Abstract: Reference evapotranspiration ( ETo) estimates are often required for use in water resources planning and irrigation scheduling. Ten ETo estimation methods ranging from simple temperature-based to data-extensive combination methods, including Hargreaves (HAR), improved Hargreaves (IHA), FAO-24 Radiation (RAD), Ritchi-type (RIT), FAO-24 Class-A Pan with pan coefficients of Doorenbos and Pruitt (PEV) and empirical regression coefficient (SEV), combination methods McIlroy (McI), FAO-Penman with wind functions of Watts and Hancock (W_H) and Meyer (M_PY), and the Penman-Monteith (P_M) were evaluated at three sites, namely, Aspendale, Griffith, and Tatura in the Goulburn-Murray Irrigation Area (GMIA) of southeastern Australia.
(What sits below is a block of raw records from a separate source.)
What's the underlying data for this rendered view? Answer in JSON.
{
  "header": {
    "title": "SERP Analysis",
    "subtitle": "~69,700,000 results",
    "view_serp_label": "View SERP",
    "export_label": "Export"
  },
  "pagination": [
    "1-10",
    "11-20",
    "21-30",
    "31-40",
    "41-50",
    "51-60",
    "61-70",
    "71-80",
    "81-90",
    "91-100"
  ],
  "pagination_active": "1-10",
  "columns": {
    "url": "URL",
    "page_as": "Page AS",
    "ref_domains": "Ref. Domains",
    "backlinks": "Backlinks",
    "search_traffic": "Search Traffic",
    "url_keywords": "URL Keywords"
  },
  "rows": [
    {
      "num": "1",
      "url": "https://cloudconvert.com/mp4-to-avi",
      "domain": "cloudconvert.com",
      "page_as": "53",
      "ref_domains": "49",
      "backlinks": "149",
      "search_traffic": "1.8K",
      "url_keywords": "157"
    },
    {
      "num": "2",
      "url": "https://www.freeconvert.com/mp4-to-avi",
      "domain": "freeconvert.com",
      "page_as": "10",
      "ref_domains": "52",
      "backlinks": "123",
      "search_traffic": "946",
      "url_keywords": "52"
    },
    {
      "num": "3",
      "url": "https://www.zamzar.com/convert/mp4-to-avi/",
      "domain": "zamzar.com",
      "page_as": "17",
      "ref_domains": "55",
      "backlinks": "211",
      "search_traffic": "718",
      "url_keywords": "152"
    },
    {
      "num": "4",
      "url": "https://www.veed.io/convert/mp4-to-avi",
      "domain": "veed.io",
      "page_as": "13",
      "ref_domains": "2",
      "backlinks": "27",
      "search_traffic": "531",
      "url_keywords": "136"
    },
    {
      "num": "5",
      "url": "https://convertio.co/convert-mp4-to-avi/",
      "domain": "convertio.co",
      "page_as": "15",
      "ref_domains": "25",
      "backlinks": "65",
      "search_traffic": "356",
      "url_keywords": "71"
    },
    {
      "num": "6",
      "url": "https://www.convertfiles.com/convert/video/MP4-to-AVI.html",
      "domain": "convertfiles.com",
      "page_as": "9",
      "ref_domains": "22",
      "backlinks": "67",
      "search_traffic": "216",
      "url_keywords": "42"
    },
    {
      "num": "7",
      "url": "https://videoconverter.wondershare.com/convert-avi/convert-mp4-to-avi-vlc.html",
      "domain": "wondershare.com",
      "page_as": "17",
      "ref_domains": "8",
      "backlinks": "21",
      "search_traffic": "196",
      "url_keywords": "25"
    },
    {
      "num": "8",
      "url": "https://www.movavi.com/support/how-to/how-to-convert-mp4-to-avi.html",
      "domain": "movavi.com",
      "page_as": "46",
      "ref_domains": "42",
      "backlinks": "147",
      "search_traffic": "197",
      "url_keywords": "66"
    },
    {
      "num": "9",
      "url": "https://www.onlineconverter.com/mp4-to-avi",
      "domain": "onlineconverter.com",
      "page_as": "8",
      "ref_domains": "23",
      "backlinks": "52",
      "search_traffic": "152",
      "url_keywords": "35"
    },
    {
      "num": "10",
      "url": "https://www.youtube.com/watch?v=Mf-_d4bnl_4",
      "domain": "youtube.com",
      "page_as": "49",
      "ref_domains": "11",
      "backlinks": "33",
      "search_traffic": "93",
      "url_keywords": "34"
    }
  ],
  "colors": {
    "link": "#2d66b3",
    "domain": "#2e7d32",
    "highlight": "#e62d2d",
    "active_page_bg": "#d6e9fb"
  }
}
At Aspendale, 4 out of 10 ETo methods (McI, M_PY, SEV, and RAD) overestimated the ETo estimates; at Griffith no method overestimated them, whereas at Tatura only the RAD method overestimated ETo. The overestimations were at Griffith, McI (1%), M_PY (10%), and SEV (4%); at Tatura, RAD (2%). At the Griffith and Tatura sites, almost all methods showed a strong tendency to underestimate daily ETo estimates throughout the entire range of evaporative demand. Overall, the underestimation ranges observed were McI (12–27%), W_H (7–22%), RIT (6–25%), PEV (19–31%), HAR (18–31%), and IHA (8–11%). The underestimation of daily ETo estimates by the P_M method ranged from 21 to 29%, raising caution about its use as a base method (without calibration against measured data under local conditions) to evaluate other ETo methods, as has been advocated in recent literature. The use of the McI method as the top-ranked method at Aspendale and Tatura, and the W_H method at Griffith, indicated that no single daily ETo estimation method using meteorological data was satisfactory for all three sites. Generally, the combination methods proved to be the most accurate ETo estimates. At Tatura, the fact that the RAD method was ahead of the W_H and M_P combination methods indicates how a less data-intensive ETo method, if calibrated, can perform even better than a physically based combination method. All ETo estimation methods required local calibration against measured lysimeter ETo data for better performance.


ASCE Subject Headings:
Irrigation
Scheduling
Temperature effects
Evapotranspiration
Water management
Evaluation
Radiation
Australia

Author Keywords:
Evapotranspiration
Evaluation
Temperature
Radiation
Combination
Irrigation scheduling
Australia